Dwight holds a Bachelor of Science in mechanical engineering from the University of Delaware (his home state); a (post) Graduate Diploma from Columbia International University, South Carolina; a Master of Theology (Old Testament) from Dallas Theological Seminary, and a Ph.D. in Hermeneutics and Biblical Interpretation from Westminster Theological Seminary, Pennsylvania.

Dwight worked as an engineer for several years in the aircraft and fossil fuel industries before becoming an assistant pastor at New Monmouth Baptist Church, New Jersey. He was ordained to Christian ministry in 1984 and commissioned for missionary service in 1989.

With Serving in Mission (SIM), Dwight was a member of the faculty of the two oldest ECWA seminaries in Nigeria, for 26 years -- first at ECWA Theological Seminary, Igbaja, and later at ECWA Theological Seminary, Jos (JETS). He taught a variety of subjects and served in several administrative roles.

Dwight and his wife Miriam, a Registered Nurse, have three married children and two grandchildren. They now reside in the USA to care for their aging parents. Dwight’s passion for theological education in Africa still blazes in his service with ACTEA.

With the change in focus to ACTEA, THETA supported the Nairobi-based ACTEA office and employees, airfare for Africa trips by USA-based ACTEA associates, and other African ministries (such as teaching) of the Stuebings.  Applying their academic education and skills, and their love for and experience in Africa, in the summers of 2013 and 2014 Rich and Kathy taught short courses at the Evangelical Theological College in Addis Ababa, Ethiopia.


THETA’s season has ended.

At Easter 2017, reflecting on the Stuebings’ African career, Kathy wrote:

“As I sorted through old photos recently, I was overwhelmed with gratitude and joy as I came upon picture after picture of students we had mentored who are now involved in effective service for our Lord all over Africa.  I felt humbled that the Lord had given Rich and me the privilege of being a part of what he was doing in their lives as he prepared them for the ministries they now have.  Many are in church leadership, and their churches are serving the poor among them, including orphans and HIV/AIDS sufferers as part of sharing the good news of abundant life in Christ.  Some are teaching in schools and colleges while mentoring young people who are making major life choices.  Some are leading organizations that train poor people for productive jobs so they can rise above their poverty and serve their communities.

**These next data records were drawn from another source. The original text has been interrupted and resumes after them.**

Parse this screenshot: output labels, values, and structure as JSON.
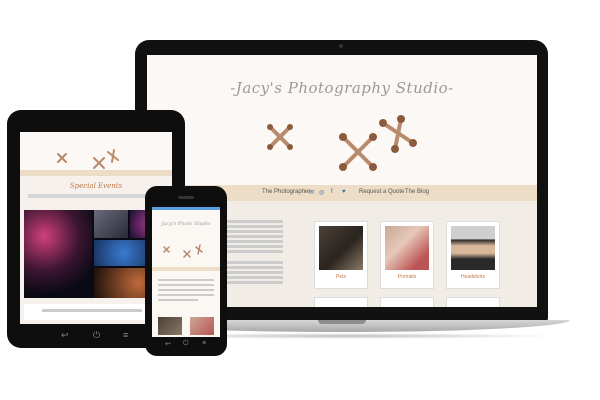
{
  "laptop": {
    "site_title": "-Jacy's Photography Studio-",
    "nav": {
      "photographer": "The Photographer",
      "request_quote": "Request a Quote",
      "blog": "The Blog"
    },
    "social_icons": [
      "email-icon",
      "instagram-icon",
      "facebook-icon",
      "twitter-icon"
    ],
    "galleries": [
      {
        "label": "Pets"
      },
      {
        "label": "Portraits"
      },
      {
        "label": "Headshots"
      }
    ]
  },
  "tablet": {
    "section_title": "Special Events"
  },
  "phone": {
    "site_title": "Jacy's Photo Studio"
  },
  "colors": {
    "nav_bg": "#eddcc6",
    "accent": "#c07a4a",
    "link": "#2a6fb0"
  }
}
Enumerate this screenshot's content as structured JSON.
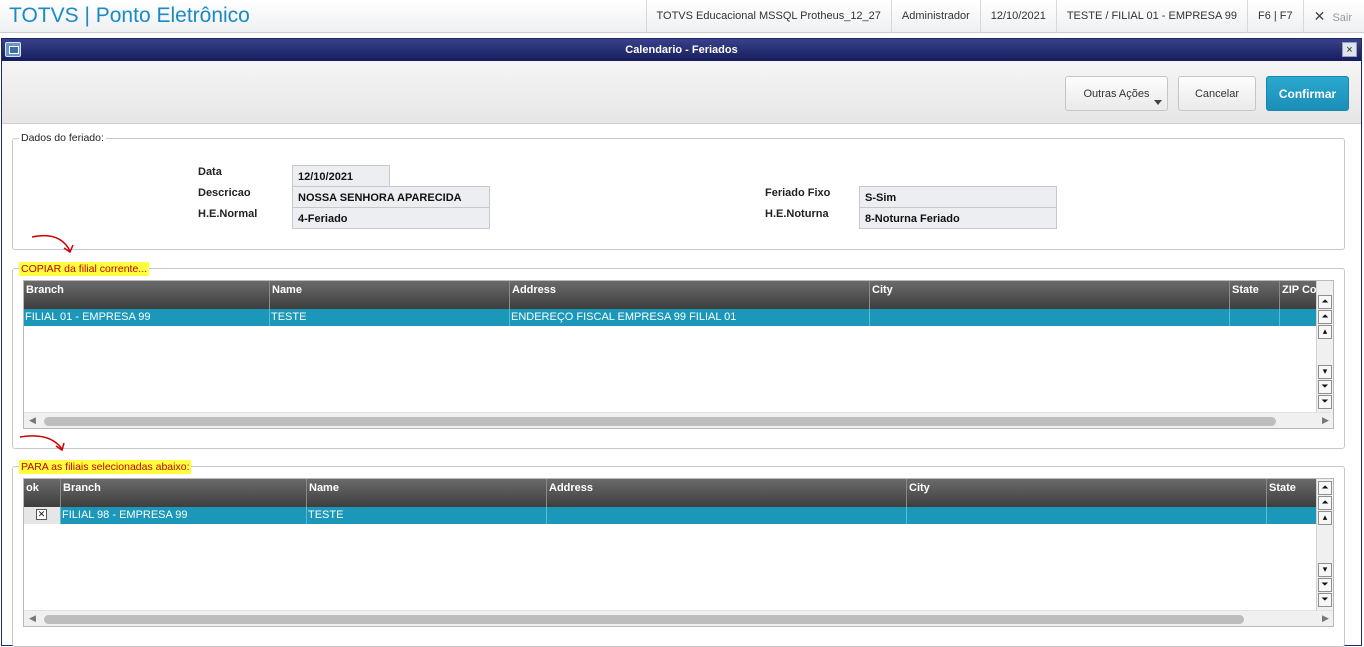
{
  "app": {
    "title": "TOTVS | Ponto Eletrônico",
    "environment": "TOTVS Educacional MSSQL Protheus_12_27",
    "user": "Administrador",
    "date": "12/10/2021",
    "company": "TESTE / FILIAL 01 - EMPRESA 99",
    "shortcuts": "F6 | F7",
    "exit_label": "Sair"
  },
  "window": {
    "title": "Calendario - Feriados",
    "close_glyph": "×"
  },
  "toolbar": {
    "more_actions_label": "Outras Ações",
    "cancel_label": "Cancelar",
    "confirm_label": "Confirmar"
  },
  "holiday": {
    "legend": "Dados do feriado:",
    "date_label": "Data",
    "date_value": "12/10/2021",
    "description_label": "Descricao",
    "description_value": "NOSSA SENHORA APARECIDA",
    "he_normal_label": "H.E.Normal",
    "he_normal_value": "4-Feriado",
    "fixed_label": "Feriado Fixo",
    "fixed_value": "S-Sim",
    "he_night_label": "H.E.Noturna",
    "he_night_value": "8-Noturna Feriado"
  },
  "source_grid": {
    "legend": "COPIAR da filial corrente...",
    "columns": [
      "Branch",
      "Name",
      "Address",
      "City",
      "State",
      "ZIP Code"
    ],
    "rows": [
      [
        "FILIAL 01 - EMPRESA 99",
        "TESTE",
        "ENDEREÇO FISCAL EMPRESA 99 FILIAL 01",
        "",
        "",
        ""
      ]
    ]
  },
  "target_grid": {
    "legend": "PARA as filiais selecionadas abaixo:",
    "columns": [
      "ok",
      "Branch",
      "Name",
      "Address",
      "City",
      "State"
    ],
    "rows": [
      {
        "checked": true,
        "check_glyph": "✕",
        "cells": [
          "FILIAL 98 - EMPRESA 99",
          "TESTE",
          "",
          "",
          ""
        ]
      }
    ]
  },
  "colors": {
    "accent": "#1b8ac4",
    "confirm": "#1f98c2",
    "selected_row": "#1b97ba",
    "window_title": "#1c2468",
    "highlight": "#ffff3d",
    "annotation": "#d00000"
  }
}
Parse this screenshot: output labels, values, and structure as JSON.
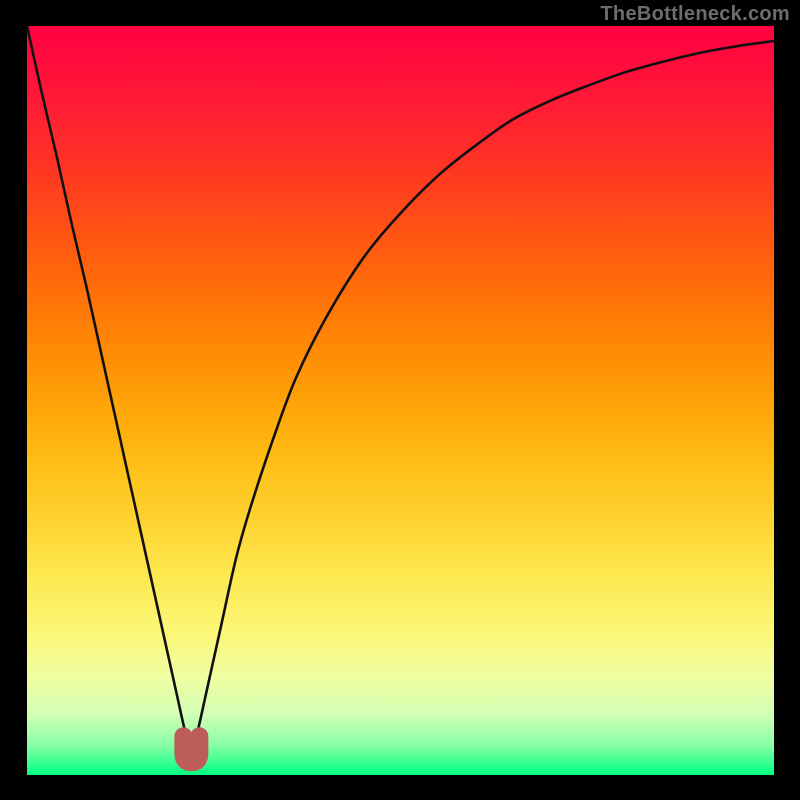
{
  "watermark": "TheBottleneck.com",
  "colors": {
    "background_frame": "#000000",
    "curve_stroke": "#111111",
    "marker_fill": "#bd5d59",
    "gradient_top": "#ff0040",
    "gradient_bottom": "#00ff80"
  },
  "chart_data": {
    "type": "line",
    "title": "",
    "xlabel": "",
    "ylabel": "",
    "xlim": [
      0,
      100
    ],
    "ylim": [
      0,
      100
    ],
    "grid": false,
    "legend": false,
    "annotations": {
      "marker": {
        "shape": "u",
        "x": 22,
        "y": 2.5,
        "color": "#bd5d59"
      }
    },
    "series": [
      {
        "name": "main-curve",
        "x": [
          0,
          2,
          4,
          6,
          8,
          10,
          12,
          14,
          16,
          18,
          20,
          21,
          22,
          23,
          24,
          26,
          28,
          30,
          33,
          36,
          40,
          45,
          50,
          55,
          60,
          65,
          70,
          75,
          80,
          85,
          90,
          95,
          100
        ],
        "y": [
          100,
          91,
          82.5,
          73.5,
          65,
          56,
          47,
          38,
          29,
          20,
          11,
          6.5,
          2.5,
          6.5,
          11,
          20,
          29,
          36,
          45,
          53,
          61,
          69,
          75,
          80,
          84,
          87.5,
          90,
          92,
          93.8,
          95.2,
          96.4,
          97.3,
          98
        ]
      }
    ]
  }
}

“Realizing that we were involved with these wonderful people at significant points in their lives gives us a deep sense of fulfillment now that we are retired from active ministry in Africa.  We thank the Lord for calling us to the life he gave us and for sustaining us through our 40+ years of service to him in Zambia.  As I thought about the richness of the life God called us to as a family, I realized that to keep this fulfillment and joy to ourselves would be dishonest.  We could not have done what we did or seen the fruit we have seen without you, our faithful friends and supporters, standing with us through all those years.  Your prayers moved mountains and brought us through some very difficult and trying times, and the abundant fruit we now rejoice in is just as much yours as ours.  A continuing reminder of that fruit is the message ‘We are the fruit of your labour’ on the plaque given to us upon our retirement by the TCCA alumni.  So let us rejoice together in the power of our risen Lord in all of our lives.”